§ **What is required**: Check each line of the material below for "icon", then copy the ones that contain it.

====== The data ======

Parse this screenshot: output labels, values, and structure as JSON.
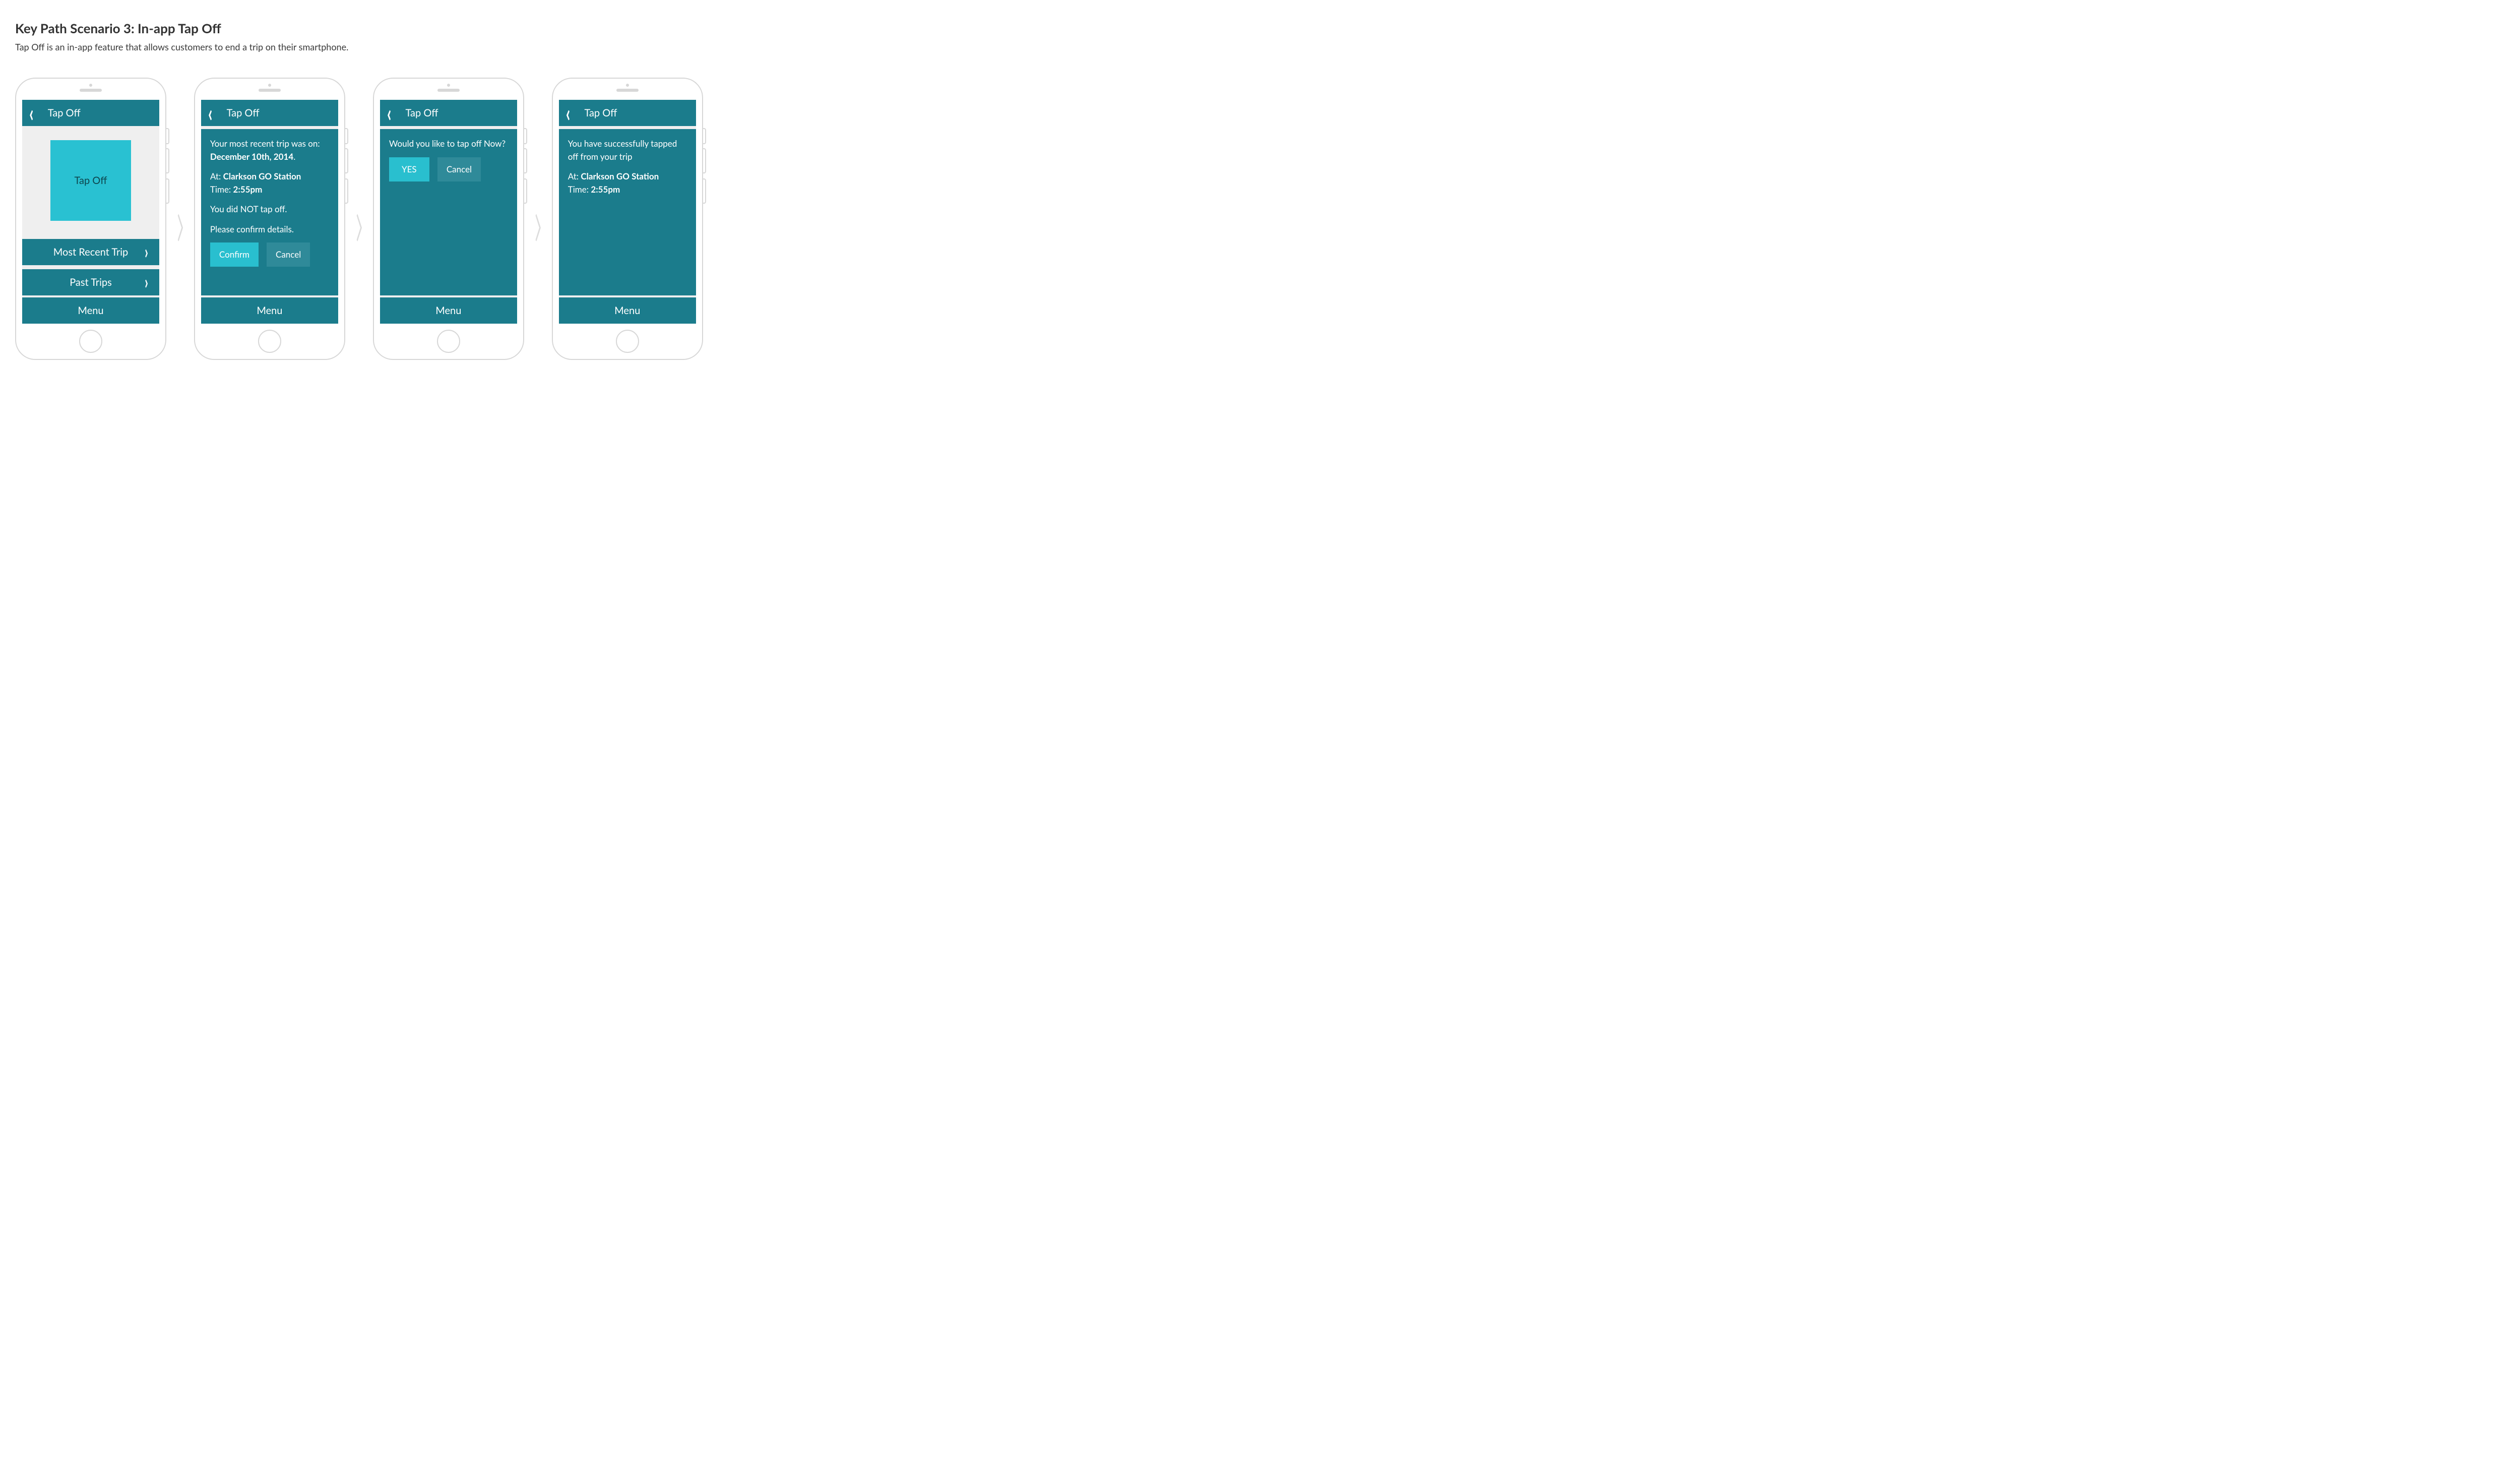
{
  "heading": "Key Path Scenario 3: In-app Tap Off",
  "subheading": "Tap Off is an in-app feature that allows customers to end a trip on their smartphone.",
  "common": {
    "header_title": "Tap Off",
    "menu_label": "Menu"
  },
  "screen1": {
    "tapoff_button": "Tap Off",
    "nav_recent": "Most Recent Trip",
    "nav_past": "Past Trips"
  },
  "screen2": {
    "line1_prefix": "Your most recent trip was on: ",
    "line1_bold": "December 10th, 2014",
    "line1_suffix": ".",
    "at_prefix": "At: ",
    "at_bold": "Clarkson GO Station",
    "time_prefix": "Time: ",
    "time_bold": "2:55pm",
    "not_tapped": "You did NOT tap off.",
    "confirm_prompt": "Please confirm details.",
    "confirm_btn": "Confirm",
    "cancel_btn": "Cancel"
  },
  "screen3": {
    "prompt": "Would you like to tap off Now?",
    "yes_btn": "YES",
    "cancel_btn": "Cancel"
  },
  "screen4": {
    "line1": "You have successfully tapped off from your trip",
    "at_prefix": "At: ",
    "at_bold": "Clarkson GO Station",
    "time_prefix": "Time: ",
    "time_bold": "2:55pm"
  }
}
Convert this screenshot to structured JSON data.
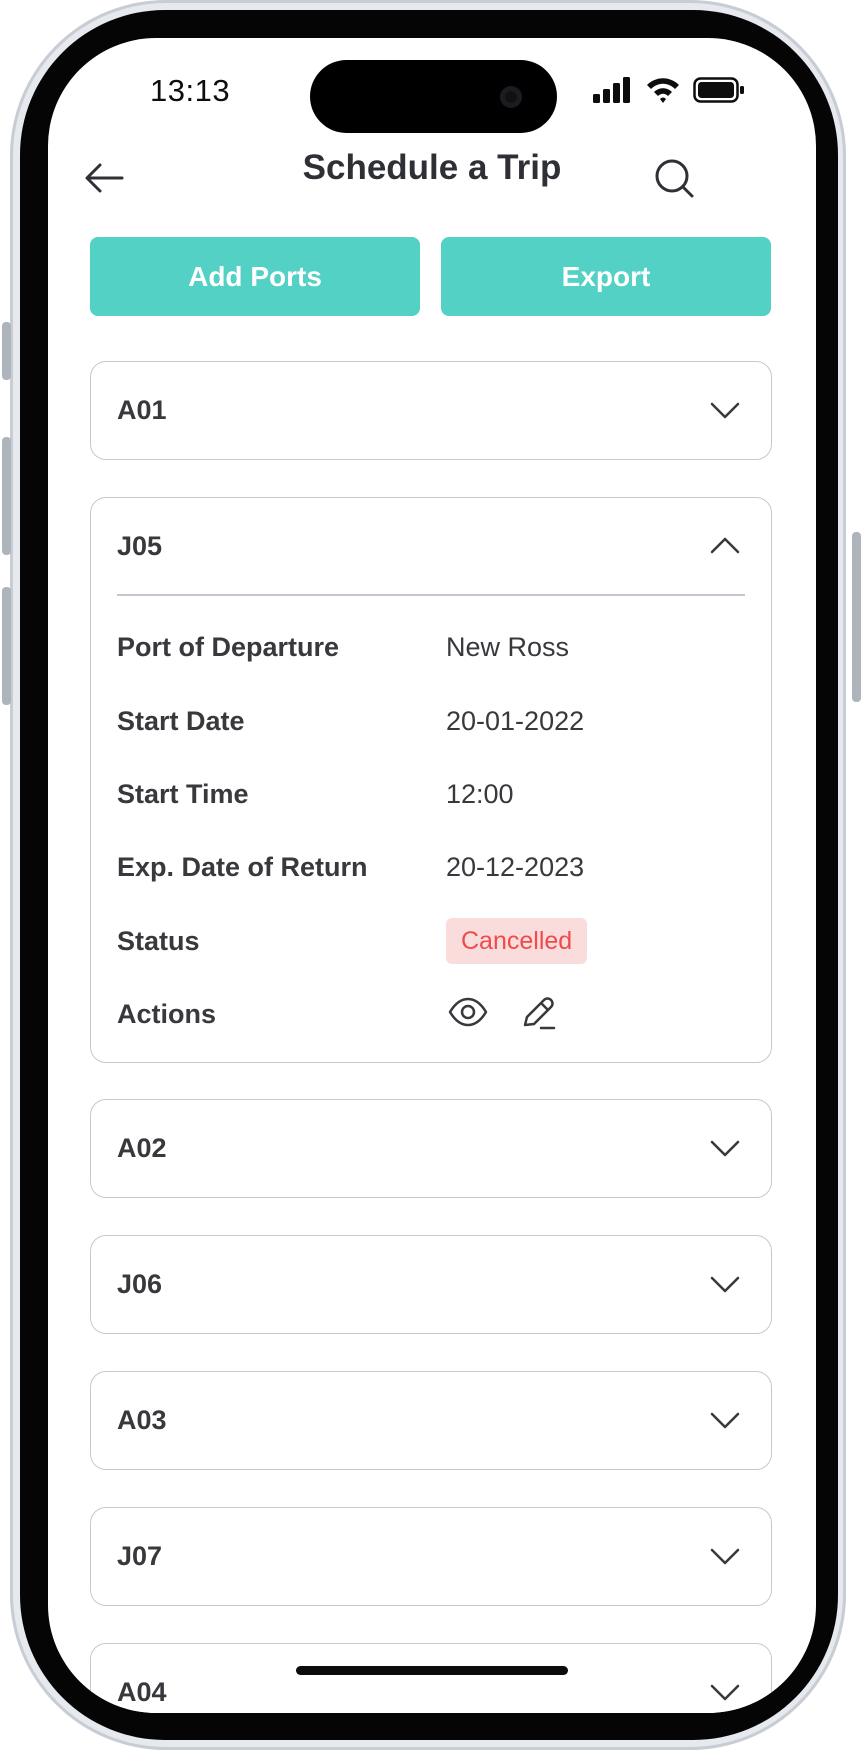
{
  "status_bar": {
    "time": "13:13",
    "signal_icon": "cellular-signal-icon",
    "wifi_icon": "wifi-icon",
    "battery_icon": "battery-icon"
  },
  "header": {
    "title": "Schedule a Trip",
    "back_icon": "arrow-left-icon",
    "search_icon": "search-icon"
  },
  "toolbar": {
    "add_ports_label": "Add Ports",
    "export_label": "Export",
    "accent_color": "#52d1c4"
  },
  "trips": [
    {
      "id": "A01",
      "expanded": false
    },
    {
      "id": "J05",
      "expanded": true,
      "details": {
        "port_of_departure_label": "Port of Departure",
        "port_of_departure": "New Ross",
        "start_date_label": "Start Date",
        "start_date": "20-01-2022",
        "start_time_label": "Start Time",
        "start_time": "12:00",
        "return_date_label": "Exp. Date of Return",
        "return_date": "20-12-2023",
        "status_label": "Status",
        "status": "Cancelled",
        "status_color": "#ee4b4b",
        "actions_label": "Actions",
        "actions": [
          "eye-icon",
          "pencil-icon"
        ]
      }
    },
    {
      "id": "A02",
      "expanded": false
    },
    {
      "id": "J06",
      "expanded": false
    },
    {
      "id": "A03",
      "expanded": false
    },
    {
      "id": "J07",
      "expanded": false
    },
    {
      "id": "A04",
      "expanded": false
    }
  ]
}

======

§ **Written answer**:
    "signal_icon": "cellular-signal-icon",
    "wifi_icon": "wifi-icon",
    "battery_icon": "battery-icon"
    "back_icon": "arrow-left-icon",
    "search_icon": "search-icon"
          "eye-icon",
          "pencil-icon"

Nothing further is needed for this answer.